Dr. Jared would love to answer any further questions regarding pacifier habits. Click here to schedule an appointment at KiDDS Dental today! Or give us a call at (509)-891-7070.

Friday, September 9, 2016

Brace Yourself: Early Orthodontic Treatment

Brace Yourself: Early Orthodontic Treatment

When today’s generation of parents was growing up, a metal mouth was an adolescent rite of passage. Now, braces might be associated with elementary school. The American Association of Orthodontists recommends that children be evaluated at age 7 and, in some cases, treatment be started shortly thereafter. There are pros and cons to early orthodontic care, most of which depend on the problem being treated.

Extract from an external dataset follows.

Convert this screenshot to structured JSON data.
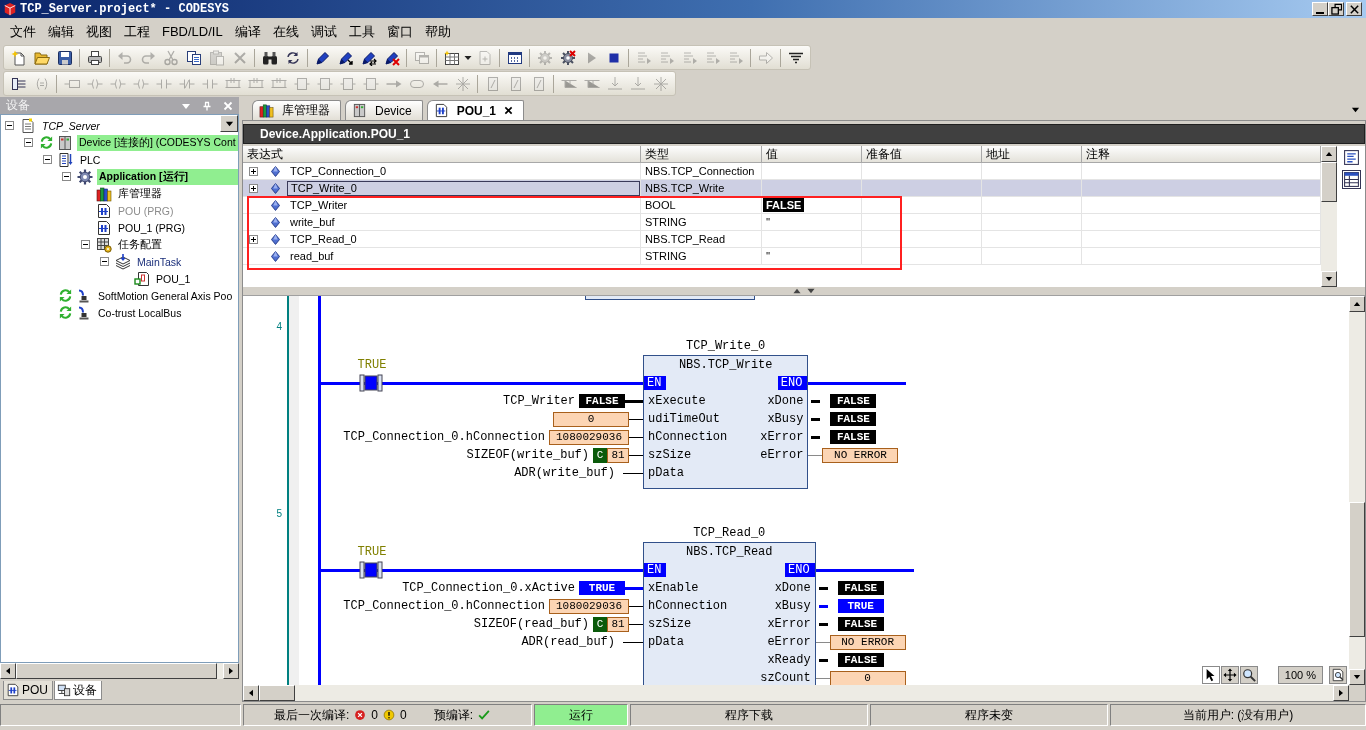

Some conditions, such as narrow upper arches, anterior crossbites or underbites, are better treated while the jaw is still growing. Early treatment may save a child from oral surgery later, and even if further treatment is required in the teen years, it will be less extensive.

Some parents opt for earlier orthodontics out of concern for their child’s self-esteem. Having a prominent underbite or protruding upper teeth can lead to teasing; other issues, such as problems with the palate, can cause speech impediments. In these cases, even if getting braces at age 8 won’t keep a child from needing them at age 14, it might be worth pursuing early orthodontic treatment. Parents should weigh the cost and discomfort of these treatments with the benefits of a better-looking smile or clearer speech.

However, some studies suggest that certain problems are best left untreated until adolescence. It’s not really a matter of the orthodontics’ damaging a child in any way, but more because the treatment is simply ineffective. For example, several randomized clinical trials since the 1990s have shown that class II malocclusions treated early lead to more treatment time (and more money spent) than those treated in adolescence. In other words, having braces applied for this problem at age 8 will be no more effective and more costly than getting them at age 13.

Your best bet? Have your child evaluated around the age of 7, and discuss the benefits and risks of early treatment with Dr. Jared at KiDDS Dental and an orthodontist. This dental specialist will have a good grasp on the best course of action, to ensure that your child’s smile is healthy—and beautiful—for years to come.

Call us to schedule an appointment today! (509)-891-7070.